_HOW TO COMPLETE THIS TASK_
Exact copy required. Repeat the records, but keep the pictures out.

_DATA EXCERPTS_
────────

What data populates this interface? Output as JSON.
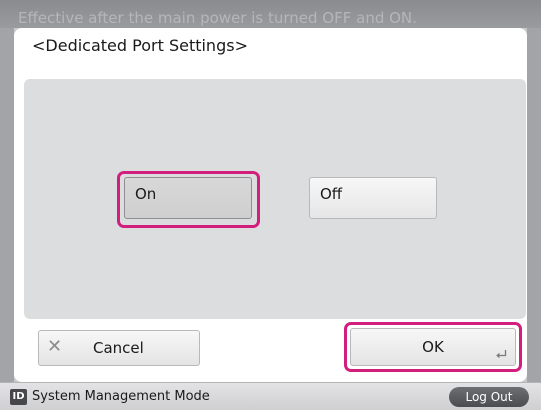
{
  "background": {
    "notice": "Effective after the main power is turned OFF and ON."
  },
  "dialog": {
    "title": "<Dedicated Port Settings>",
    "options": [
      {
        "label": "On",
        "selected": true
      },
      {
        "label": "Off",
        "selected": false
      }
    ],
    "cancel_label": "Cancel",
    "ok_label": "OK"
  },
  "status_bar": {
    "id_badge": "ID",
    "mode_label": "System Management Mode",
    "logout_label": "Log Out"
  },
  "colors": {
    "highlight": "#d21f7d",
    "panel": "#dcdddf"
  },
  "icons": {
    "cancel": "close-icon",
    "ok": "enter-icon",
    "id": "id-icon"
  }
}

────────

_SOLUTION FOR THIS EXERCISE_
What data populates this interface? Output as JSON.
{
  "background": {
    "notice": "Effective after the main power is turned OFF and ON."
  },
  "dialog": {
    "title": "<Dedicated Port Settings>",
    "options": [
      {
        "label": "On",
        "selected": true
      },
      {
        "label": "Off",
        "selected": false
      }
    ],
    "cancel_label": "Cancel",
    "ok_label": "OK"
  },
  "status_bar": {
    "id_badge": "ID",
    "mode_label": "System Management Mode",
    "logout_label": "Log Out"
  },
  "colors": {
    "highlight": "#d21f7d",
    "panel": "#dcdddf"
  },
  "icons": {
    "cancel": "close-icon",
    "ok": "enter-icon",
    "id": "id-icon"
  }
}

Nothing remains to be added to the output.